A plan to transport students using fewer buses could alter Johnston County school hours, beginning in Clayton this year.
Superintendent Anthony Parker said the proposal could save the district about $1.1 million on 16 new school buses.
Under the plan, Clayton-area school buses would run three routes each morning and afternoon, instead of two, Deputy Superintendent Ed Croom said. To do so, the district would stagger bell schedules further apart. Currently, most area high schools and middle schools operate between about 7:30 a.m. and 2:30 p.m., and most elementary schools run from about 8:30 a.m. to 3:30 p.m.
The new hours are still being tweaked, Croom said Monday, but could be approximately:
* 7 a.m. to 2 p.m. for high schools.
* 7:50 a.m. to 2:50 p.m. for middle schools.
* 8:40 a.m. to 3:40 p.m. for elementary schools.
Parker began talking to principals about possible changes last week, proposing an elementary schools start time of about 9 a.m. A few principals shared the information with some parents.
School board member Donna White said she was immediately flooded with e-mail and calls from upset parents. Some voiced concern about kindergartners getting off buses after dark. Others expressed worry about having to scramble to find early day care.
"What's really bothered most parents is the extremely short notice," said Lea Boumenot, chair of the East Clayton Elementary advisory board.
White said she fears an increase in dropout rates among high school students.

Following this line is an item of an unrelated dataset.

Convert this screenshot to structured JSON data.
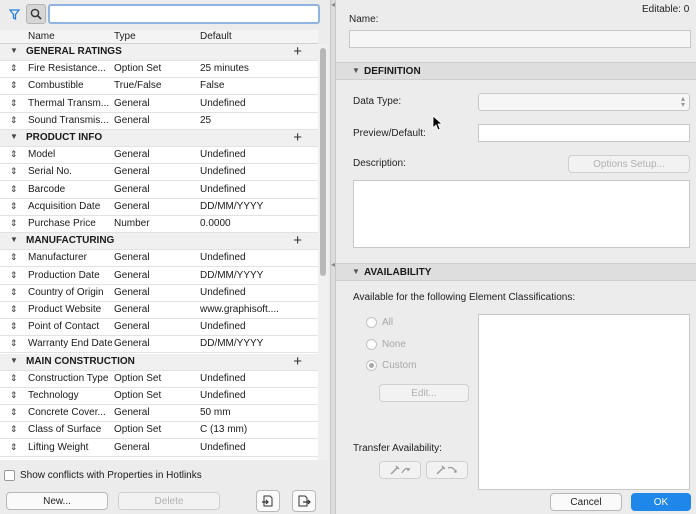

"It's alarming to the school board," White added, "for this kind of notice to be given to the public without our awareness and input."
If approved at the school board's Aug. 14 meeting, the changes would take effect on the first day of school, Aug. 27. It would affect seven schools: Clayton High, Clayton Middle, Riverwood Middle, Cooper Elementary, East Clayton Elementary, West Clayton Elementary and Riverwood Elementary. The plan would likely roll-out to the Cleveland area the next year, and the rest of the county the following year, Croom said. Other high-growth school systems such as Wake County already have three-tiered bus routes.
Parker said although county commissioners earmarked money for new buses, he has no choice but to make cuts somewhere. The district faces a $2 million gap between what it needs and current funding, he said.
Jerry Smith, principal of Clayton High School, said he sees some advantages to the proposed change, such as student athletes missing less school for early meets or tournaments. But it will be a race, he said, to adjust staffing and school lunches to the new schedule.
If the changes stick, Smith said he hopes to add a fifth period next semester for students with their own transportation who want to sleep in and start school later.
Staff writer Peggy Lim can be reached at 836-5799 or email@example.com.